...the end goal in mind before confrontation. It will help you stand your ground.
Prepare Yourself and Your Resolve
If you've reached the point where you are tired of not being able to go out with friends, or you want more freedom for yourself, the first thing you need to do is ready your mind. This is crucial. The first time you make your stand against your parent(s), you'll have to fight against caving in.
For me, this didn't happen until my third year of college or so. Yes, I know that is a very, very long time. I regret not going to any of my high school dances. Although to be honest, I wasn't too interested in dancing and I was super self conscious and rarely said a word to anyone throughout high school. I did however, really want to go to the party after prom, but my mom somehow ended up guilt-ing me into not going. I ended up crying and just thinking "fine, I didn't want to go anyway."
Tips to Keep in Mind
- If you're parents know your friends/who you'll be hanging out with, they'll be more likely to say yes.
- Don't push too far, too fast. Take is slow.
- If they say no right away, try bartering with how good you're doing at school and how you'll be back before a certain time.
- Keep in touch with your parents and let them know you're okay when you're out. (It's annoying, but a small sacrifice)
Do you usually cave-in and let your parents have their way?
How to Make Your Stand

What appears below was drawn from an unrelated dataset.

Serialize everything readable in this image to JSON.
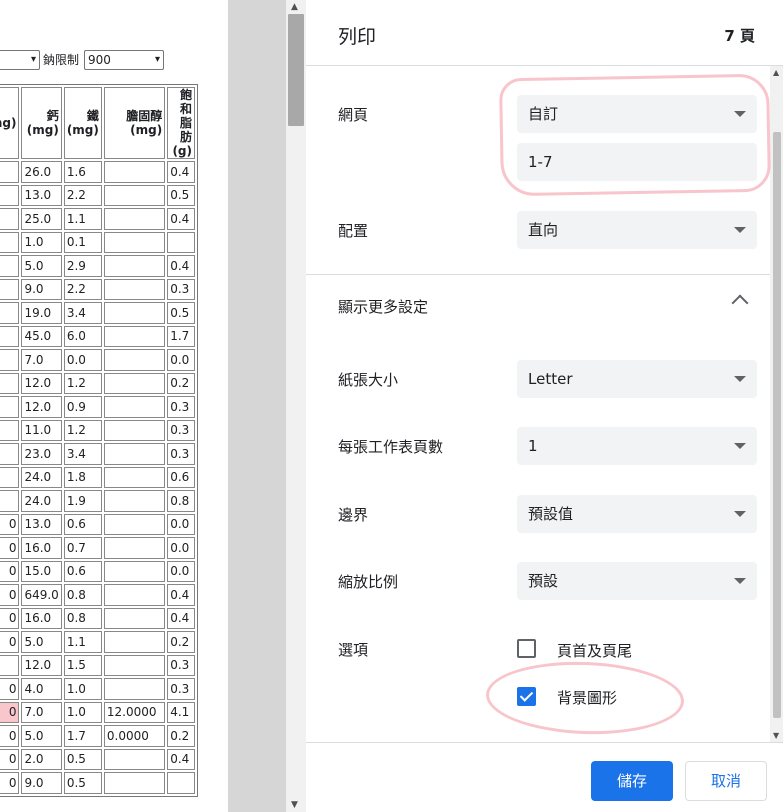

Before even confronting your parent(s), keep your end goal in mind. If it's to go out with friends to a movie, don't let them win right away. It's okay if you don't get what you want at first. Try to barter and keep it at a level that they will be comfortable with.
If your parents don't want you hanging around with the opposite sex (which is another issue, but relevant), assure them that there will be a lot of people going. If they don't like you being out past a certain hour, see a movie and be back before that time. After a while, you can start asking for more. They will get more comfortable with you leaving the house. Just give them what they want somewhat (like a text message when you get there) and don't push too far too quickly.
Honestly, it's a lot like taking baby steps. Don't expect them to be okay with you having a serious date and not coming home until 1am the first time you ask. Let them build their trust in you first and get comfortable before stretching their limits.
And really, it's not so much as "asking" as putting your foot down. This may be hard at first, but if you open yourself up to a "yes or no" question, they're going to automatically say no, because they said so. An example of this would be "I want to go to the movies this Friday with so and so. A lot of people will be there and I'll be home by xxx. I'll text you when I get there."
Depending on how they answer, you may end up having to barter and convince them. "I've been doing really well in school lately and I don't go out a lot. I'll be sure to be careful, xxx is driving." It also helps if your parents know who you are hanging out with. If you have to bring them by, go for it. Play video games, ask if they can come over for dinner, etc. If you're parents are comfortable with your choice in friends, they'll be less likely to say no.
Be Patient and Keep Trying
I can't stress how important it is to keep trying and pushing your boundaries. Depending on how overprotective and how hard it is for you to get your parents to agree to let you have your way, the longer it'll take to get them used to the idea.
One of the things my mom always complained about it that I was "given a little freedom and then I took advantage of it." Yeah, because I had been cooped up for years and years! But realistically, this made it harder to get her used to the idea of me going out. I probably should have taken it slower, but by that time I was 19 or 20 and I knew that she was being unreasonable.
Be prepared for "I'm not talking to you" and the silent treatment every once in a while. I luckily had my dad to help calm my mom down sometimes, but I would still come home and find that my mom wasn't speaking to me. Eventually though, she did finally get used to me leaving the house, having a job, hanging out with friends and having a boyfriend. It wasn't in any way easy for her to accept it, but I tried to make it easier by spending time with her.
I figure that one of her biggest fears was me not wanting to spend time with her, so I made sure to still watch tv and our shows together and keep in touch with her via texting when I could.
It's not easy, but if it's something that you want, keep trying. It's well worth the struggle and once you finally do gain your freedom and independence, you'll find that you don't feel as anxious, lonely and caged up as you used to.